The government of Romania has signed an agreement to purchase the Patriot Integrated Air and Missile Defense System from the U.S. Army, the system’s manufacturer Raytheon said in a press release.
The signing of the Letter of Offer and Acceptance enables the U.S. government to begin contract negotiations with Raytheon, the release said on Wednesday, November 29. The agreement comes just 10 days after Romanian Defense Minister Mihai Fifor said the country would purchase the Patriot missile system in 2019 and that they would be operational by 2020.
In July, the U.S. Defense Security Cooperation Agency said in a press release that the estimated cost of the system is $3.9 billion.
“With its newly built Patriot capability, Romania’s military will have the ability to defend Romania and its NATO allies,” said Tom Laliberty, Raytheon vice president of Integrated Air and Missile Defense. “Patriot will also enable Romanian air defenders to train, exercise and interoperate with their U.S. and European counterparts.”
“Raytheon is developing long-term relationships with Romanian companies to help us build and sustain Romania’s Patriot fleet,” Laliberty added.
Romania will receive Patriot Configuration 3+, the most advanced available and “an undisclosed quantity of GEM-T and PAC-3 MSE interceptor missiles,” the release said on Wednesday.
DSCA said in July that Romania has requested 56 Patriot MIM-104E Guidance Enhanced Missile-TBM (GEM-T) missiles, 168 Patriot Advanced Capabilty-3 (PAC-3) Missile Segment Enhancement (MSE) missiles, 28 M903 launching stations and seven Patriot Configuration-3+ Modernized Fire Units.
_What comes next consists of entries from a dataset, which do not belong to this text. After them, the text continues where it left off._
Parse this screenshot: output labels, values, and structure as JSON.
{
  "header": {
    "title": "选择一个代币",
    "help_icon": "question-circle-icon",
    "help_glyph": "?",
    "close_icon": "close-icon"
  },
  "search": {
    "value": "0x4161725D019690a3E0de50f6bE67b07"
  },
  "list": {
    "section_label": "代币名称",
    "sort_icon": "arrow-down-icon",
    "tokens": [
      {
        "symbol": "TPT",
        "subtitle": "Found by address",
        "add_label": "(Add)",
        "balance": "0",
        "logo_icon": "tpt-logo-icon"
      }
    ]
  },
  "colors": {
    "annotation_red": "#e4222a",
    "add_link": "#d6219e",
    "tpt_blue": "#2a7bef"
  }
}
The sale also includes radar systems, engagement control stations, power plants and other equipment and support.
On November 17, the U.S. approved a Poland request for the sale of Patriot anti-missile systems for $10.5 billion, while earlier in November, Sweden said it would request the sale of the Patriot system, with the aim of having it fully operational by 2025.
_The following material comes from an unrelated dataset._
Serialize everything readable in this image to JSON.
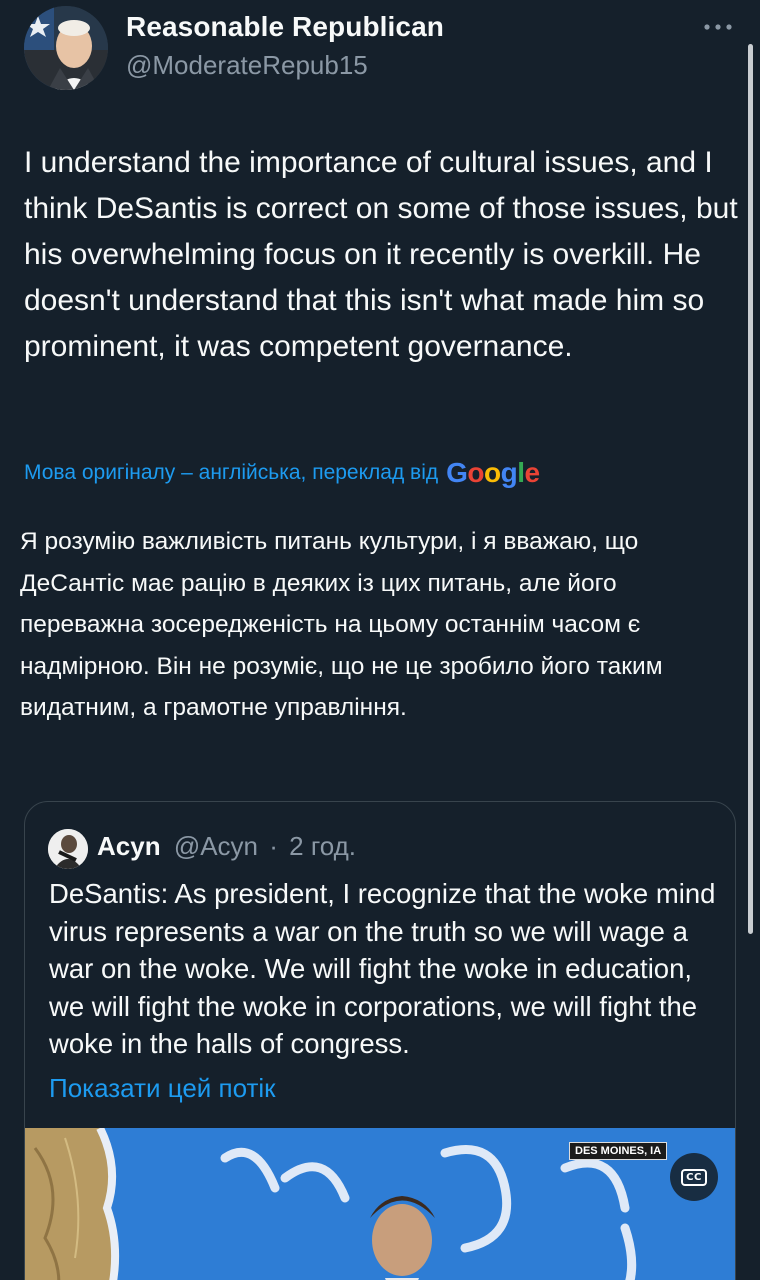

Thirteen nations field Patriot, including the U.S., Germany, Greece, the Netherlands and Spain.